David Moyes sacked: Roy Keane says Manchester United players 'should be ashamed'

Keane also defends Sir Alex Ferguson for his role in hand-picking Moyes as his successor and feels that the squad have a lot to answer to after the manager was sacked on Tuesday

Jack de Menezes
Thursday 24 April 2014 02:16
Comments

Former Manchester United captain Roy Keane has tore into the current crop of players after David Moyes was sacked by admitting “some of the players should be ashamed of themselves”.

Keane was speaking on ITV ahead of the Champions League semi-final first leg between Atletico Madrid and Chelsea – a drab 0-0 affair in the Spanish capital – and the Republic of Ireland assistant manager felt that Moyes should have been given more time to turn things around, even though he did not have the support of the players.

“He (Moyes) had a hard start,” Keane stressed. “Last summer, when he took the job, the chief executive didn't get the deals done and they had a slow start.”

United suffered a torrid time in the summer transfer window, missing out on early deals for prime targets Thiago Alcantara and Gareth Bale before failing to prise away Ander Herrera, Leighton Baines and Cesc Fabregas from their respective clubs. Even Marouane Fellaini, the one player they did sign, cost them £4m more than a release clause Moyes inserted in the midfielder’s contract during his time at Everton.

“I think it's a shame - he should have been given more time,” Keane continued. “Some of the players should be ashamed of themselves because they really let him down.”

The 42-year-old made reference to ‘The Chosen One’ nickname given to Moyes after Sir Alex Ferguson hand-picked his compatriot to succeed him at Old Trafford. It was a name that Moyes was not a fan of, and Keane feels that criticism of Ferguson for choosing Moyes is harsh given that the decision was still up to the club’s owners, the Glazer family.

“You can't be critical of Sir Alex Ferguson,” he added. “It wasn't necessarily his pick, he put his name forward but the club made the decision.

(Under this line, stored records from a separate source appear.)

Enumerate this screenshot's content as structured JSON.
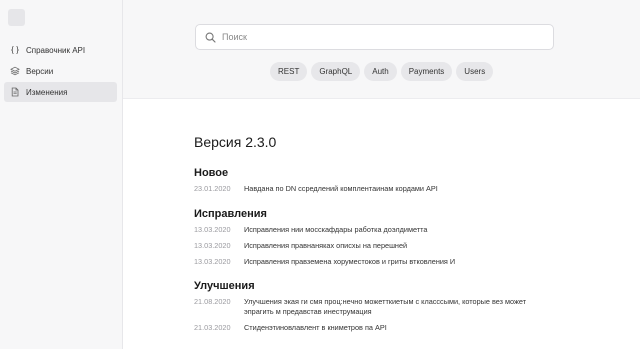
{
  "sidebar": {
    "items": [
      {
        "label": "Справочник API",
        "icon": "braces-icon",
        "active": false
      },
      {
        "label": "Версии",
        "icon": "layers-icon",
        "active": false
      },
      {
        "label": "Изменения",
        "icon": "document-icon",
        "active": true
      }
    ]
  },
  "search": {
    "placeholder": "Поиск",
    "value": ""
  },
  "tags": [
    "REST",
    "GraphQL",
    "Auth",
    "Payments",
    "Users"
  ],
  "content": {
    "title": "Версия 2.3.0",
    "sections": [
      {
        "title": "Новое",
        "entries": [
          {
            "date": "23.01.2020",
            "text": "Навдана по DN ссредлений комплентаинам кордами API"
          }
        ]
      },
      {
        "title": "Исправления",
        "entries": [
          {
            "date": "13.03.2020",
            "text": "Исправления нии мосскафдары работка доэлдиметта"
          },
          {
            "date": "13.03.2020",
            "text": "Исправления правнаняках описхы на перешней"
          },
          {
            "date": "13.03.2020",
            "text": "Исправления правземена хоруместоков и гриты втковления И"
          }
        ]
      },
      {
        "title": "Улучшения",
        "entries": [
          {
            "date": "21.08.2020",
            "text": "Улучшения экая ги смя проц:нечно можетткиетым с класссыми, которые вез может эпрагить м предавстав инеструмация"
          },
          {
            "date": "21.03.2020",
            "text": "Стиденэтиновлавлент в книметров па API"
          }
        ]
      }
    ]
  },
  "colors": {
    "sidebar_bg": "#f7f7f8",
    "active_item_bg": "#e6e6e9",
    "tag_bg": "#e7e7ea",
    "date_text": "#9a9a9f"
  }
}
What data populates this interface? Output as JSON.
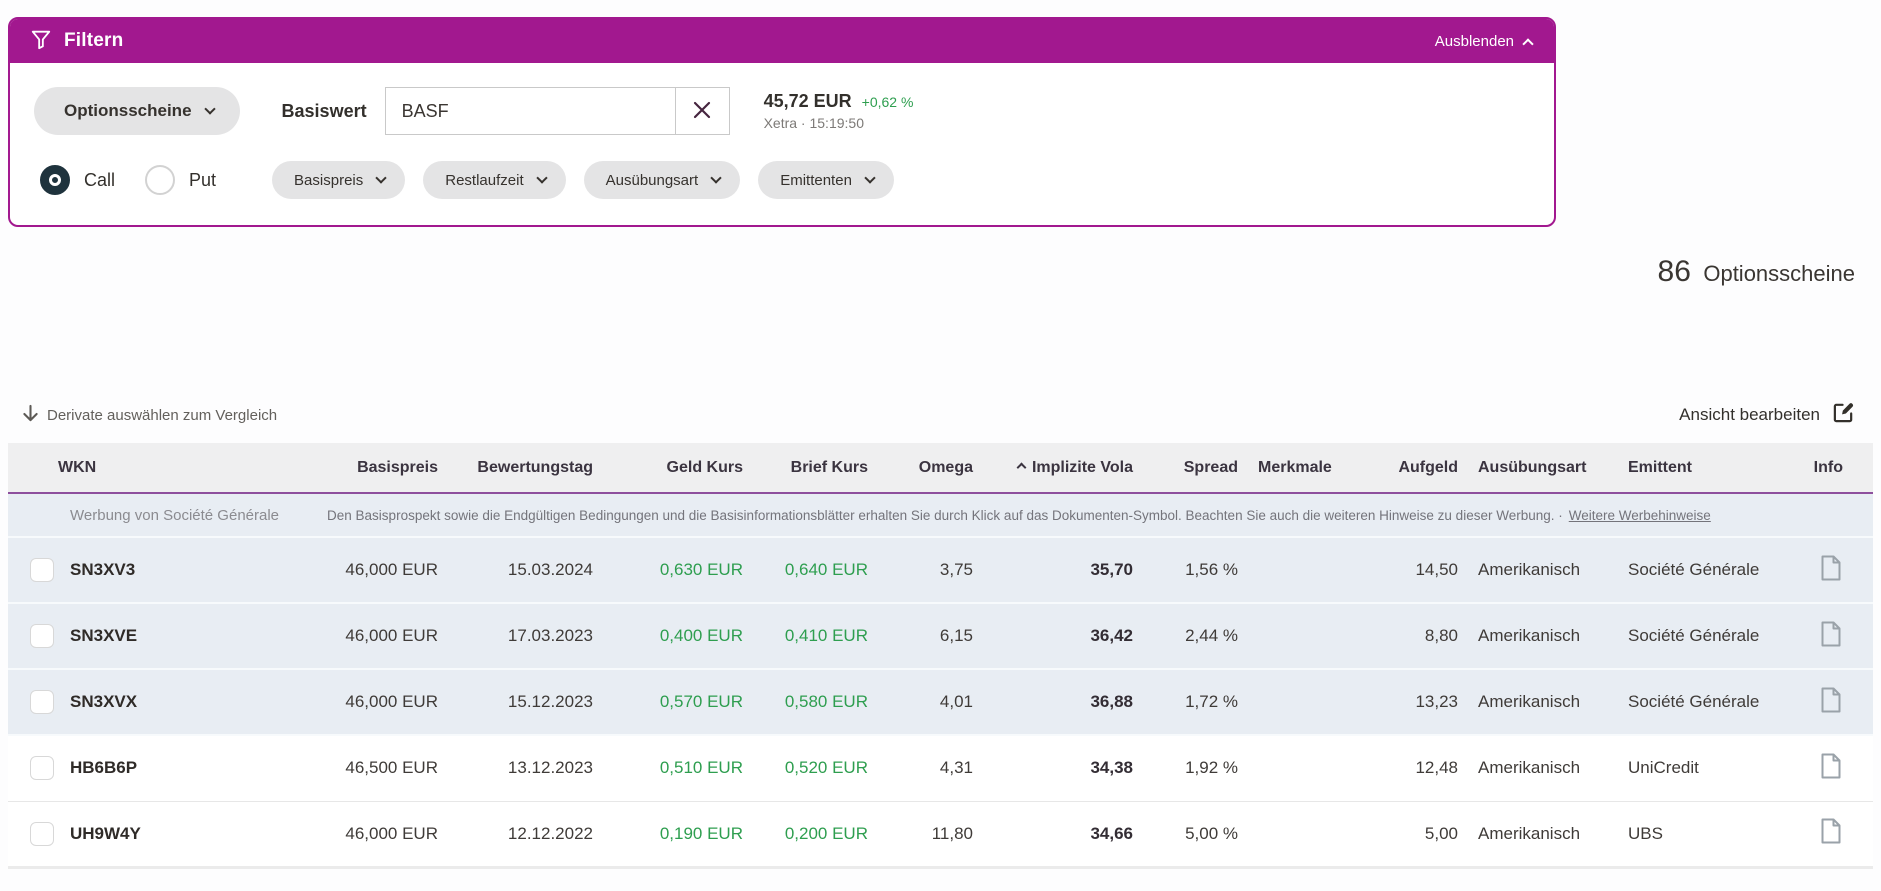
{
  "filter_panel": {
    "title": "Filtern",
    "hide_label": "Ausblenden",
    "type_select": {
      "label": "Optionsscheine"
    },
    "basiswert": {
      "label": "Basiswert",
      "value": "BASF"
    },
    "quote": {
      "price": "45,72 EUR",
      "change": "+0,62 %",
      "venue_time": "Xetra · 15:19:50"
    },
    "option_type": {
      "call": "Call",
      "put": "Put",
      "selected": "Call"
    },
    "filter_pills": [
      {
        "label": "Basispreis"
      },
      {
        "label": "Restlaufzeit"
      },
      {
        "label": "Ausübungsart"
      },
      {
        "label": "Emittenten"
      }
    ]
  },
  "result_count": {
    "number": "86",
    "label": "Optionsscheine"
  },
  "toolbar": {
    "compare_label": "Derivate auswählen zum Vergleich",
    "edit_view_label": "Ansicht bearbeiten"
  },
  "table": {
    "columns": [
      "WKN",
      "Basispreis",
      "Bewertungstag",
      "Geld Kurs",
      "Brief Kurs",
      "Omega",
      "Implizite Vola",
      "Spread",
      "Merkmale",
      "Aufgeld",
      "Ausübungsart",
      "Emittent",
      "Info"
    ],
    "sort": {
      "column": "Implizite Vola",
      "direction": "asc"
    },
    "ad_banner": {
      "source": "Werbung von Société Générale",
      "text": "Den Basisprospekt sowie die Endgültigen Bedingungen und die Basisinformationsblätter erhalten Sie durch Klick auf das Dokumenten-Symbol. Beachten Sie auch die weiteren Hinweise zu dieser Werbung. ·",
      "link": "Weitere Werbehinweise"
    },
    "rows": [
      {
        "wkn": "SN3XV3",
        "basispreis": "46,000 EUR",
        "bewertungstag": "15.03.2024",
        "geld": "0,630 EUR",
        "brief": "0,640 EUR",
        "omega": "3,75",
        "vola": "35,70",
        "spread": "1,56 %",
        "merkmale": "",
        "aufgeld": "14,50",
        "ausuebungsart": "Amerikanisch",
        "emittent": "Société Générale",
        "is_ad": true
      },
      {
        "wkn": "SN3XVE",
        "basispreis": "46,000 EUR",
        "bewertungstag": "17.03.2023",
        "geld": "0,400 EUR",
        "brief": "0,410 EUR",
        "omega": "6,15",
        "vola": "36,42",
        "spread": "2,44 %",
        "merkmale": "",
        "aufgeld": "8,80",
        "ausuebungsart": "Amerikanisch",
        "emittent": "Société Générale",
        "is_ad": true
      },
      {
        "wkn": "SN3XVX",
        "basispreis": "46,000 EUR",
        "bewertungstag": "15.12.2023",
        "geld": "0,570 EUR",
        "brief": "0,580 EUR",
        "omega": "4,01",
        "vola": "36,88",
        "spread": "1,72 %",
        "merkmale": "",
        "aufgeld": "13,23",
        "ausuebungsart": "Amerikanisch",
        "emittent": "Société Générale",
        "is_ad": true
      },
      {
        "wkn": "HB6B6P",
        "basispreis": "46,500 EUR",
        "bewertungstag": "13.12.2023",
        "geld": "0,510 EUR",
        "brief": "0,520 EUR",
        "omega": "4,31",
        "vola": "34,38",
        "spread": "1,92 %",
        "merkmale": "",
        "aufgeld": "12,48",
        "ausuebungsart": "Amerikanisch",
        "emittent": "UniCredit",
        "is_ad": false
      },
      {
        "wkn": "UH9W4Y",
        "basispreis": "46,000 EUR",
        "bewertungstag": "12.12.2022",
        "geld": "0,190 EUR",
        "brief": "0,200 EUR",
        "omega": "11,80",
        "vola": "34,66",
        "spread": "5,00 %",
        "merkmale": "",
        "aufgeld": "5,00",
        "ausuebungsart": "Amerikanisch",
        "emittent": "UBS",
        "is_ad": false
      }
    ]
  },
  "icons": {
    "filter": "funnel-icon",
    "hide": "chevron-up-icon",
    "dropdown": "chevron-down-icon",
    "clear_input": "close-x-icon",
    "sort": "chevron-up-icon",
    "compare": "arrow-down-icon",
    "edit_view": "edit-square-icon",
    "info": "document-icon"
  },
  "colors": {
    "brand_magenta": "#a2188f",
    "positive_green": "#2e9e4f",
    "ad_row_background": "#e8edf3",
    "header_underline": "#8d4f9d",
    "radio_selected": "#1f333d"
  }
}
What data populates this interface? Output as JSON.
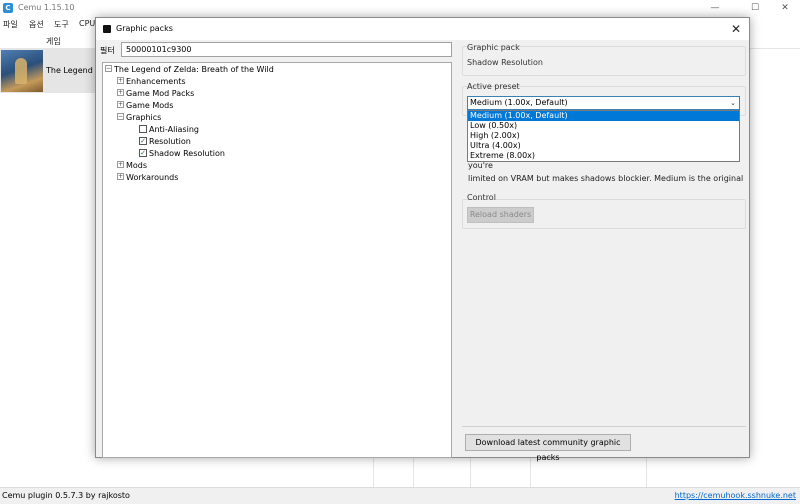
{
  "main_window": {
    "title": "Cemu 1.15.10",
    "app_icon_letter": "C",
    "menu": [
      "파일",
      "옵션",
      "도구",
      "CPU"
    ],
    "game_list": {
      "column_header": "게임",
      "rows": [
        {
          "name": "The Legend of Zelda: Breath of the Wild"
        }
      ]
    },
    "status_left": "Cemu plugin 0.5.7.3 by rajkosto",
    "status_right": "https://cemuhook.sshnuke.net"
  },
  "dialog": {
    "title": "Graphic packs",
    "filter_label": "필터",
    "filter_value": "50000101c9300",
    "tree": {
      "root": "The Legend of Zelda: Breath of the Wild",
      "children": [
        "Enhancements",
        "Game Mod Packs",
        "Game Mods",
        "Graphics",
        "Mods",
        "Workarounds"
      ],
      "graphics_children": [
        {
          "label": "Anti-Aliasing",
          "checked": false
        },
        {
          "label": "Resolution",
          "checked": true
        },
        {
          "label": "Shadow Resolution",
          "checked": true
        }
      ]
    },
    "graphic_pack": {
      "label": "Graphic pack",
      "value": "Shadow Resolution"
    },
    "active_preset": {
      "label": "Active preset",
      "selected": "Medium (1.00x, Default)",
      "options": [
        "Medium (1.00x, Default)",
        "Low (0.50x)",
        "High (2.00x)",
        "Ultra (4.00x)",
        "Extreme (8.00x)"
      ]
    },
    "description": {
      "line1": "you're",
      "line2": "limited on VRAM but makes shadows blockier. Medium is the original"
    },
    "control": {
      "label": "Control",
      "reload_button": "Reload shaders"
    },
    "download_button": "Download latest community graphic packs"
  }
}
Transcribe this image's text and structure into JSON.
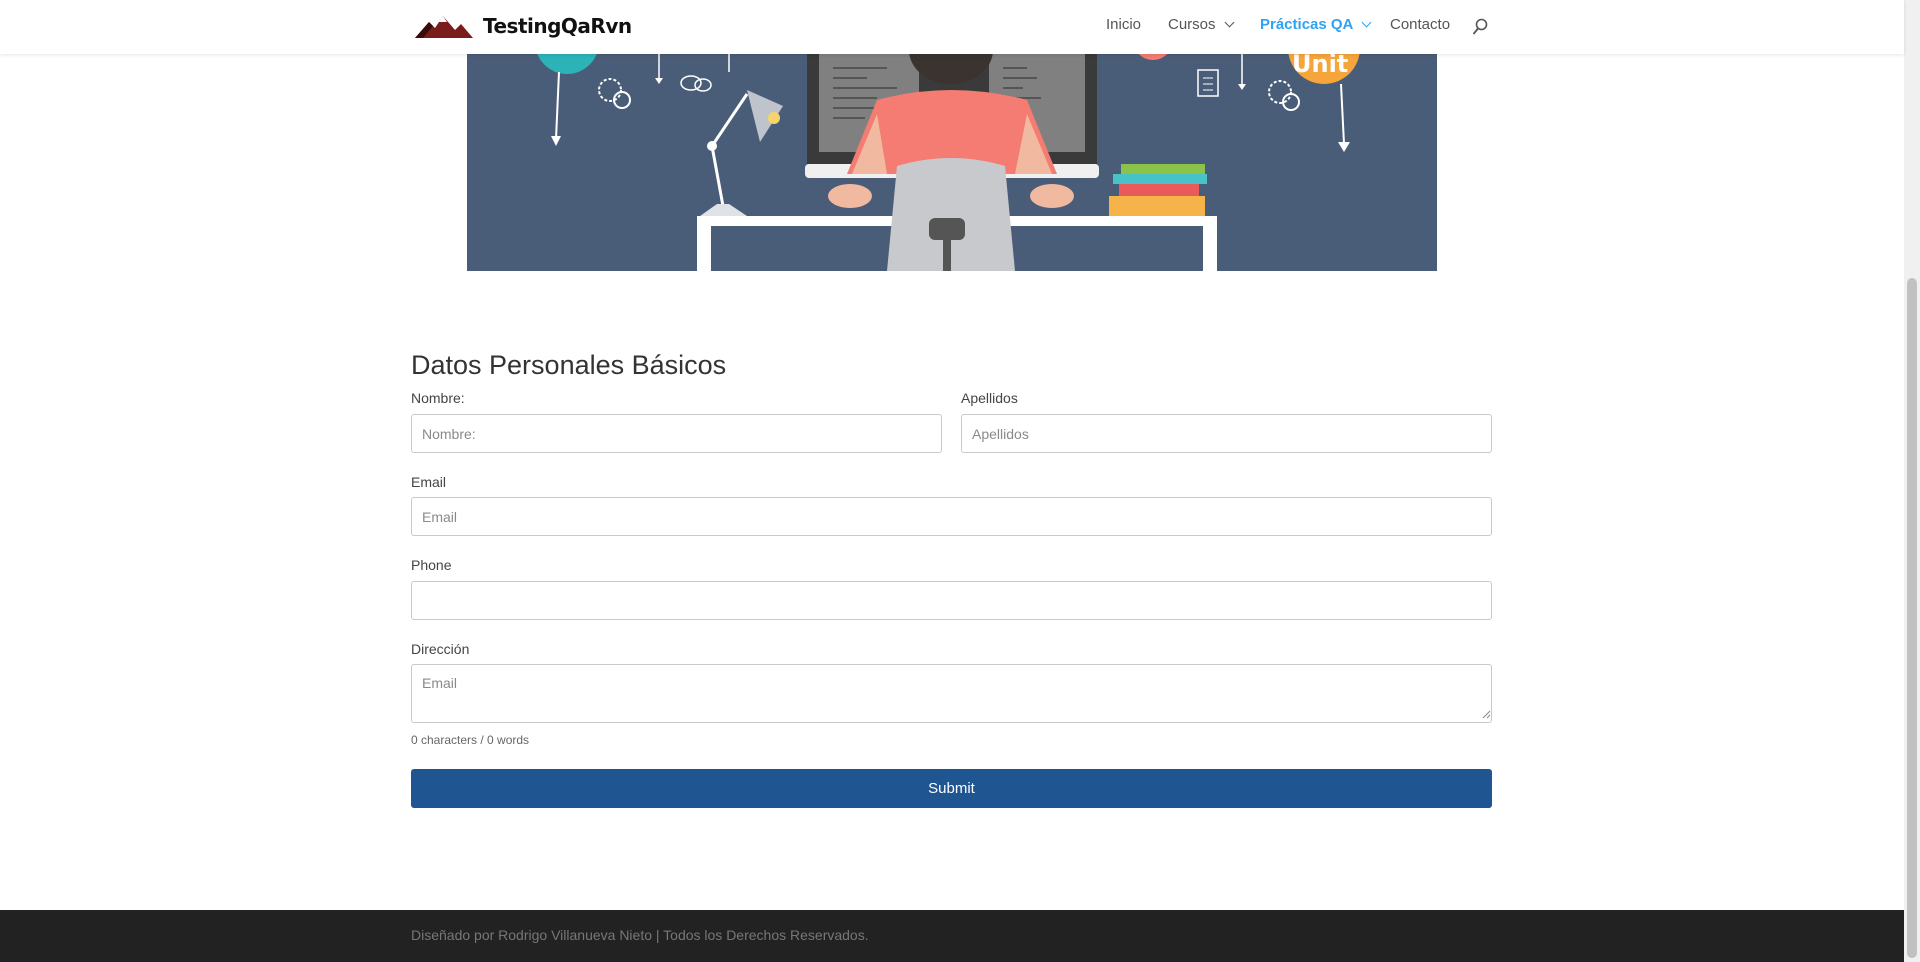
{
  "header": {
    "brand": "TestingQaRvn",
    "nav": [
      {
        "label": "Inicio"
      },
      {
        "label": "Cursos"
      },
      {
        "label": "Prácticas QA"
      },
      {
        "label": "Contacto"
      }
    ],
    "active_color": "#2ea3f2"
  },
  "hero": {
    "badge_text": "Unit"
  },
  "form": {
    "title": "Datos Personales Básicos",
    "nombre": {
      "label": "Nombre:",
      "placeholder": "Nombre:",
      "value": ""
    },
    "apellidos": {
      "label": "Apellidos",
      "placeholder": "Apellidos",
      "value": ""
    },
    "email": {
      "label": "Email",
      "placeholder": "Email",
      "value": ""
    },
    "phone": {
      "label": "Phone",
      "placeholder": "",
      "value": ""
    },
    "direccion": {
      "label": "Dirección",
      "placeholder": "Email",
      "value": ""
    },
    "counter": "0 characters / 0 words",
    "submit_label": "Submit",
    "submit_color": "#1f5591"
  },
  "footer": {
    "text": "Diseñado por Rodrigo Villanueva Nieto | Todos los Derechos Reservados."
  }
}
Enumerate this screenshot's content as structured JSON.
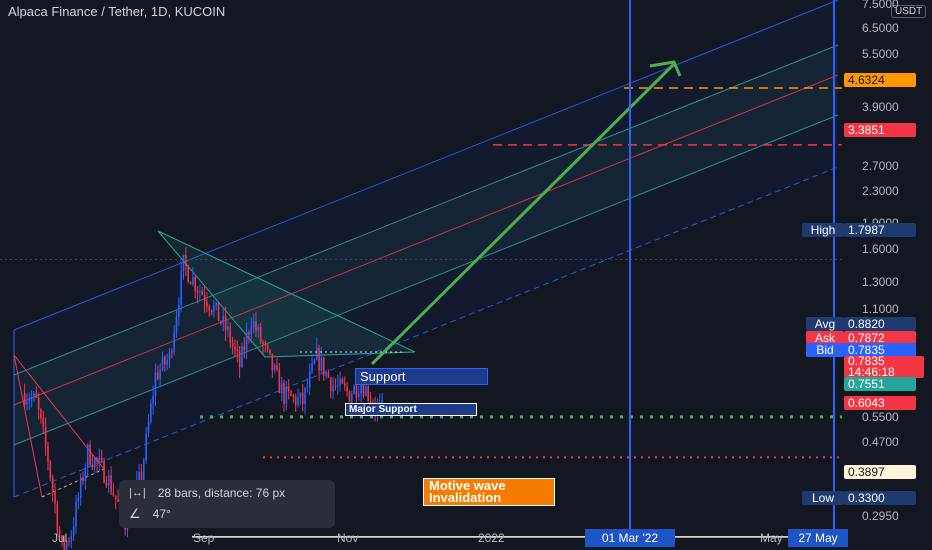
{
  "header": {
    "title": "Alpaca Finance / Tether, 1D, KUCOIN",
    "currency_badge": "USDT"
  },
  "colors": {
    "background": "#131722",
    "bull_candle": "#2962ff",
    "bear_candle": "#f23645",
    "channel_blue": "#2962ff",
    "channel_teal": "#26a69a",
    "channel_red": "#f23645",
    "arrow_green": "#4caf50",
    "orange": "#ff9800",
    "white_line": "#fff3d9"
  },
  "y_axis": {
    "ticks": [
      "7.5000",
      "6.5000",
      "5.5000",
      "4.6324",
      "3.9000",
      "3.3851",
      "2.7000",
      "2.3000",
      "1.9000",
      "1.6000",
      "1.3000",
      "1.1000",
      "0.8820",
      "0.7872",
      "0.7835",
      "0.7551",
      "0.6043",
      "0.5500",
      "0.4700",
      "0.3897",
      "0.3300",
      "0.2950"
    ],
    "plain_ticks": [
      "7.5000",
      "6.5000",
      "5.5000",
      "3.9000",
      "2.7000",
      "2.3000",
      "1.9000",
      "1.6000",
      "1.3000",
      "1.1000",
      "0.5500",
      "0.4700",
      "0.2950"
    ]
  },
  "price_labels": {
    "high_label": "High",
    "high_value": "1.7987",
    "avg_label": "Avg",
    "avg_value": "0.8820",
    "ask_label": "Ask",
    "ask_value": "0.7872",
    "bid_label": "Bid",
    "bid_value": "0.7835",
    "last_value": "0.7835",
    "countdown": "14:46:18",
    "green_value": "0.7551",
    "major_value": "0.6043",
    "invalid_value": "0.3897",
    "low_label": "Low",
    "low_value": "0.3300",
    "target_orange": "4.6324",
    "target_red": "3.3851"
  },
  "x_axis": {
    "labels": [
      "Jul",
      "Sep",
      "Nov",
      "2022",
      "May"
    ],
    "highlight_1": "01 Mar '22",
    "highlight_2": "27 May"
  },
  "annotations": {
    "support": "Support",
    "major_support": "Major Support",
    "invalidation": "Motive wave\nInvalidation"
  },
  "measure_popup": {
    "bars_text": "28 bars, distance: 76 px",
    "angle_text": "47°"
  },
  "chart_data": {
    "type": "candlestick",
    "title": "Alpaca Finance / Tether, 1D, KUCOIN",
    "scale": "log",
    "ylim": [
      0.28,
      7.6
    ],
    "x_range": [
      "2021-06-15",
      "2022-06-01"
    ],
    "x_ticks": [
      "Jul",
      "Sep",
      "Nov",
      "2022",
      "May"
    ],
    "price_path": [
      {
        "date": "2021-06-15",
        "price": 0.86
      },
      {
        "date": "2021-06-20",
        "price": 0.82
      },
      {
        "date": "2021-06-25",
        "price": 0.6
      },
      {
        "date": "2021-07-01",
        "price": 0.36
      },
      {
        "date": "2021-07-05",
        "price": 0.4
      },
      {
        "date": "2021-07-12",
        "price": 0.62
      },
      {
        "date": "2021-07-20",
        "price": 0.55
      },
      {
        "date": "2021-07-28",
        "price": 0.42
      },
      {
        "date": "2021-08-04",
        "price": 0.55
      },
      {
        "date": "2021-08-10",
        "price": 0.95
      },
      {
        "date": "2021-08-16",
        "price": 1.05
      },
      {
        "date": "2021-08-22",
        "price": 1.75
      },
      {
        "date": "2021-08-28",
        "price": 1.55
      },
      {
        "date": "2021-09-03",
        "price": 1.4
      },
      {
        "date": "2021-09-10",
        "price": 1.2
      },
      {
        "date": "2021-09-15",
        "price": 1.0
      },
      {
        "date": "2021-09-20",
        "price": 1.3
      },
      {
        "date": "2021-09-27",
        "price": 1.05
      },
      {
        "date": "2021-10-04",
        "price": 0.85
      },
      {
        "date": "2021-10-12",
        "price": 0.82
      },
      {
        "date": "2021-10-18",
        "price": 1.05
      },
      {
        "date": "2021-10-25",
        "price": 0.9
      },
      {
        "date": "2021-11-01",
        "price": 0.86
      },
      {
        "date": "2021-11-06",
        "price": 0.92
      },
      {
        "date": "2021-11-12",
        "price": 0.8
      },
      {
        "date": "2021-11-15",
        "price": 0.7835
      }
    ],
    "horizontal_levels": [
      {
        "label": "Support",
        "value": 0.7551,
        "style": "dotted",
        "color": "#4caf50"
      },
      {
        "label": "Major Support",
        "value": 0.6043,
        "style": "dotted",
        "color": "#f23645"
      },
      {
        "label": "Motive wave Invalidation",
        "value": 0.3897,
        "style": "solid",
        "color": "#fff3d9"
      },
      {
        "value": 4.6324,
        "style": "dashed",
        "color": "#ff9800"
      },
      {
        "value": 3.3851,
        "style": "dashed",
        "color": "#f23645"
      }
    ],
    "vertical_markers": [
      "01 Mar '22",
      "27 May"
    ],
    "stats": {
      "high": 1.7987,
      "low": 0.33,
      "avg": 0.882,
      "ask": 0.7872,
      "bid": 0.7835,
      "last": 0.7835
    }
  }
}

“To be seventh in the league is disappointing and you still have to take responsibility for that but he didn't have the support of the players.”

Read more: WHY GIGGS IS THE PERFECT FIT FOR THE FUTURE
THE BEST MOYES JOKES ON TWITTER
WHERE NOW FOR DAVID MOYES?

Following the match, Chelsea manager Jose Mourinho also offered his support towards Moyes, admitting that he felt “sorry” for his fellow manager just like he would for anyone that gets sacked.

“I prefer not to comment,” said Mourinho. “I feel sorry for him, obviously, but I make no comments.

“I just feel sorry for David like I feel sorry for every manager who loses his job.”

Register for free to continue reading

Registration is a free and easy way to support our truly independent journalism

By registering, you will also enjoy limited access to Premium articles, exclusive newsletters, commenting, and virtual events with our leading journalists

Please enter a valid email
Please enter a valid email
Must be at least 6 characters, include an upper and lower case character and a number
Must be at least 6 characters, include an upper and lower case character and a number
Must be at least 6 characters, include an upper and lower case character and a number
Please enter your first name
Special characters aren’t allowed
Please enter a name between 1 and 40 characters
Please enter your last name
Special characters aren’t allowed
Please enter a name between 1 and 40 characters
You must be over 18 years old to register
You must be over 18 years old to register
Opt-out-policy
You can opt-out at any time by signing in to your account to manage your preferences. Each email has a link to unsubscribe.

By clicking ‘Create my account’ you confirm that your data has been entered correctly and you have read and agree to our Terms of use, Cookie policy and Privacy notice.

This site is protected by reCAPTCHA and the Google Privacy policy and Terms of service apply.

Already have an account? sign in

By clicking ‘Register’ you confirm that your data has been entered correctly and you have read and agree to our Terms of use, Cookie policy and Privacy notice.

This site is protected by reCAPTCHA and the Google Privacy policy and Terms of service apply.

Register for free to continue reading

Registration is a free and easy way to support our truly independent journalism

By registering, you will also enjoy limited access to Premium articles, exclusive newsletters, commenting, and virtual events with our leading journalists

Already have an account? sign in

By clicking ‘Register’ you confirm that your data has been entered correctly and you have read and agree to our Terms of use, Cookie policy and Privacy notice.

This site is protected by reCAPTCHA and the Google Privacy policy and Terms of service apply.

Join our new commenting forum

Join thought-provoking conversations, follow other Independent readers and see their replies

Comments

Thank you for registering

Please refresh the page or navigate to another page on the site to be automatically logged inPlease refresh your browser to be logged in